What this task involves: In the entries below, spot each line with the word "бриллиантами" and copy it.

........

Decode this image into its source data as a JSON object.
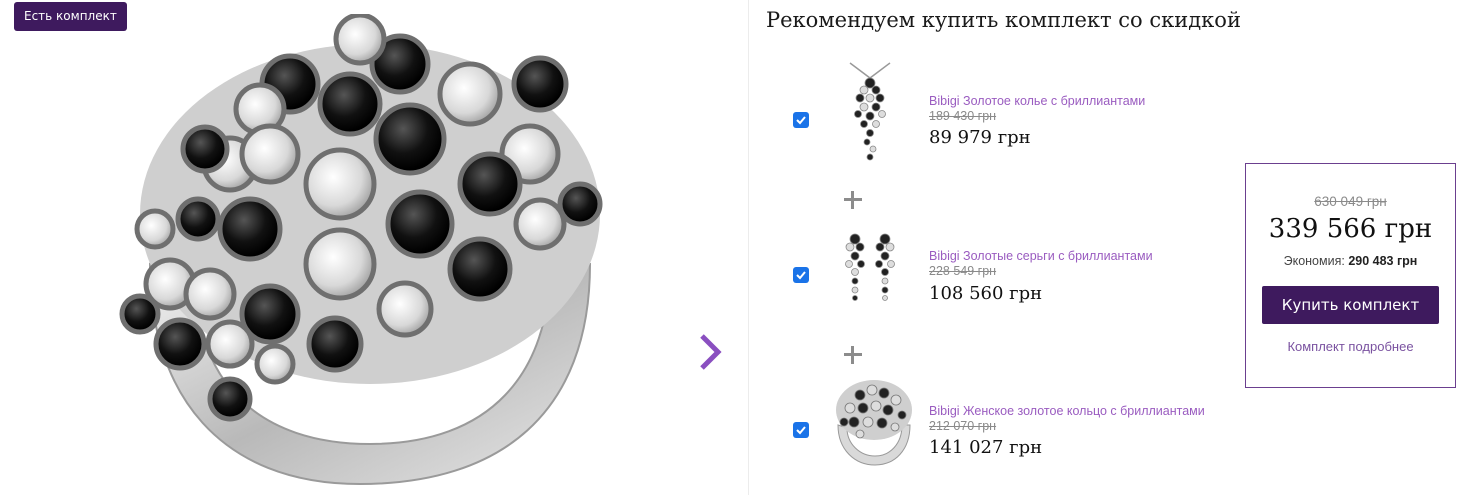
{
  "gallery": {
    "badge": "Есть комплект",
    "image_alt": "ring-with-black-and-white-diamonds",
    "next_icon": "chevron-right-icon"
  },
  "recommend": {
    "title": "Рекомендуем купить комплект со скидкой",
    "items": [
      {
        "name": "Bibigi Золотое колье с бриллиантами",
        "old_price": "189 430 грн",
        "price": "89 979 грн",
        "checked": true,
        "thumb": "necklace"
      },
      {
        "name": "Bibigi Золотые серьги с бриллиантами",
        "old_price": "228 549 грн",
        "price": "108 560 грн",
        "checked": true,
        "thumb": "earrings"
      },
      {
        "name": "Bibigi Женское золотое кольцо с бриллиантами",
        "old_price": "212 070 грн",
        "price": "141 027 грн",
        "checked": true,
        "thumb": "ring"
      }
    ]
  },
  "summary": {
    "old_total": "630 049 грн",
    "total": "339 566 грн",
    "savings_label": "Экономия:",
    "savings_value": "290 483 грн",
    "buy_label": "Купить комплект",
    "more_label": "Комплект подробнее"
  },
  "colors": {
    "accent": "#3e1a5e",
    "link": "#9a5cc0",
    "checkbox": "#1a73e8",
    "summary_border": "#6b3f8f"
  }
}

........

Task solution:
        "name": "Bibigi Золотое колье с бриллиантами",
        "name": "Bibigi Золотые серьги с бриллиантами",
        "name": "Bibigi Женское золотое кольцо с бриллиантами",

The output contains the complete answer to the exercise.